-- Opening Marker --

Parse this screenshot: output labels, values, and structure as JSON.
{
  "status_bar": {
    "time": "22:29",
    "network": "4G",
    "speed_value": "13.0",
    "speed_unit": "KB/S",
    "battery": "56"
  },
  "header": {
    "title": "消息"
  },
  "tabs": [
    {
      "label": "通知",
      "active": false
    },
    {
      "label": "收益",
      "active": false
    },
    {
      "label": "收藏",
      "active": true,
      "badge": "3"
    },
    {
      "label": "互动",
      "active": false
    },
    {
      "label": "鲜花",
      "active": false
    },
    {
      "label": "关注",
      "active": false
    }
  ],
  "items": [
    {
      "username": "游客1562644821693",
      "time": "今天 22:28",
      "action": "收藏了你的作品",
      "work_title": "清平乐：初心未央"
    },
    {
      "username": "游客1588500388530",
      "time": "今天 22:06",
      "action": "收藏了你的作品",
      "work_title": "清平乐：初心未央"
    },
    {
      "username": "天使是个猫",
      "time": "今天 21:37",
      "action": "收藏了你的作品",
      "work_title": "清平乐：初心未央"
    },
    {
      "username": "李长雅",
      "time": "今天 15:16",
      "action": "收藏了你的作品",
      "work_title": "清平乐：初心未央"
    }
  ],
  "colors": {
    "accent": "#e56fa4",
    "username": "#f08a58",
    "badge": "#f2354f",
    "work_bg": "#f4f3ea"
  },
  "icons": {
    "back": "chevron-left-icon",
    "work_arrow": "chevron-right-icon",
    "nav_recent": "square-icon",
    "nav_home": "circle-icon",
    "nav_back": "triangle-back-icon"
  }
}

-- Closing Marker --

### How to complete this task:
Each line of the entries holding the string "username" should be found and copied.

### Task result:
      "username": "游客1562644821693",
      "username": "游客1588500388530",
      "username": "天使是个猫",
      "username": "李长雅",
    "username": "#f08a58",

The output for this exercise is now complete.